One of the bullet points noted on the back of the box is that the story is written by New York Times best selling military author Jim Defelice, yet despite this the story is shallow and predictable. Make no mistake though, this is all it needs to be. The entire game feels like a Michael Bay summer blockbuster, and so the story is merely there to justify the next crazy gameplay sequence served up to you. I’ll save the details for you to enjoy, but suffice to say it involves conspiracies, plot twists and a bucket load of glorious, glorious cheese. You’ve got the brave leading man, the wisecracking best friend, the sexy female pilot and other clichéd characters popping up in cut scenes, some of which are interactive.
I also have to mention how amazingly cheesy the closing cut scene is, frankly if you ever wanted a Top Gun 2, this is it. The majority of the voice work is pretty bad, but is certainly acceptable, given the tonal nature of the source material.
In addition to the single player campaign, a reasonably deep multiplayer component is also present. Again using the Modern Warfare template, kills and assists equal points and these points can be spent to unlock perks. These vary from increased ammo, more powerful weapons, better or faster target locks and more. You can also have several sets of perks, so you can tailor certain sets for particular types of craft. Game types range from standard deathmatch to team games such as a territories mode.
The straight up deathmatch, with its DFM enabled gameplay is a lot of fun, and it is not uncommon to see folks countering each other until a third party comes along and takes them out with their four-missile special weapon. At least that was what I did. The real fun however lies in the attack and defend game types. In order to win there are bases which need to be bombed, so a multi-role or pure bomber is required. These are slower than the pure fighter planes however, so co-ordinated team work is the order of the day, with the bombers flying low to take out their target, whilst being protected by their Raptors and MIGs. Throw helicopters into the mix and all in all multiplayer adds a lot of value to the overall package. Customisation options are provided, allowing the planes to be coloured however you wish, and even additional effects such as different coloured smoke trails for missiles. I did find it rather fun blasting down other humans in my bright red and black Hornet, including red smoking missiles. Additionally, story missions can be replayed in a free play mode allowing the use of the multiplayer perks, with the story also be playable in co-op as well.
All this would be a waste if the visuals and audio let it down, but thankfully they don’t. The game is gorgeous, with lots of nice little details such as the glass reflection of the cockpit, the wind passing by, and the glow of the afterburners with accompanying heat haze.
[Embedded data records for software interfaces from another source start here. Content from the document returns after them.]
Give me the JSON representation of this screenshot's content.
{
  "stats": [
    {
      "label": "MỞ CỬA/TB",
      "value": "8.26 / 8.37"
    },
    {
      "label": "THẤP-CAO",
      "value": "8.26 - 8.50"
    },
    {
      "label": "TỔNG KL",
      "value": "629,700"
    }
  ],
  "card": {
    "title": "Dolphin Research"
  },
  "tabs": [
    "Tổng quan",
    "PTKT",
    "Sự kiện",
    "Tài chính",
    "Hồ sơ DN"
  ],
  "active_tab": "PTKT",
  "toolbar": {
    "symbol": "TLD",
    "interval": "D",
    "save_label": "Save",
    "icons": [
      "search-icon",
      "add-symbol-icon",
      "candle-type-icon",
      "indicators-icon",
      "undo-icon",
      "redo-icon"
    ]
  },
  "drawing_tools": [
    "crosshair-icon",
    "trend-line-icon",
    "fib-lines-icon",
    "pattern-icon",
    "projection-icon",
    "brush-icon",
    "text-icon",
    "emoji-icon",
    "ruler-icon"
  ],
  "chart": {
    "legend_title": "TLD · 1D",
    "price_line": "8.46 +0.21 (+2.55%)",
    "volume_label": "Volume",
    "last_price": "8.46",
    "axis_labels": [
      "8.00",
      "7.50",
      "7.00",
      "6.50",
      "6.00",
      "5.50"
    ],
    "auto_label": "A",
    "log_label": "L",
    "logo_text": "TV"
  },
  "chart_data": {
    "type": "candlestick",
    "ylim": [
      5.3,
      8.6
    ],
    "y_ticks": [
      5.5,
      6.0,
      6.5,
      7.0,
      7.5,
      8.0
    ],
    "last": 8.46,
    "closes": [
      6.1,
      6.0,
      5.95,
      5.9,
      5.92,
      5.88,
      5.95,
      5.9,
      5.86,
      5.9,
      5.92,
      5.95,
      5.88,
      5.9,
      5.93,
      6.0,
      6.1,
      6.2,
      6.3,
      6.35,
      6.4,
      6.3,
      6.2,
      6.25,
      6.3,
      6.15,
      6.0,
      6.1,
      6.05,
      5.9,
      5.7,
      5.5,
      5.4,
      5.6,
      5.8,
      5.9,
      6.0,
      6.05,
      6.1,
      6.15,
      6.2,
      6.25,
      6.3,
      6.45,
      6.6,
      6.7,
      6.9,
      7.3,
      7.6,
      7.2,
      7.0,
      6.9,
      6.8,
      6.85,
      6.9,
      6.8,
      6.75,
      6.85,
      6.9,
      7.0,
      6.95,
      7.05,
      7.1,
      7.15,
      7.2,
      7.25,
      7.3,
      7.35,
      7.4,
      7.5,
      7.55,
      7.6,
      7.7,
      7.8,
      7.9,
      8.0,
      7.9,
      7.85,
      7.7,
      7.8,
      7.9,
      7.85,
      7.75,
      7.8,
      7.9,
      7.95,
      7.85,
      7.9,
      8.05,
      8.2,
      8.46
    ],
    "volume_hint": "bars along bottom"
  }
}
The music is a combination of typical Japanese gaming rock and summer blockbuster film and every level has its own theme.
It all fits together to create an experience that is different to the other games coming out this holiday season. I would recommend it to both long time fans of the series and newcomers alike because as it turns out, air combat really is ace.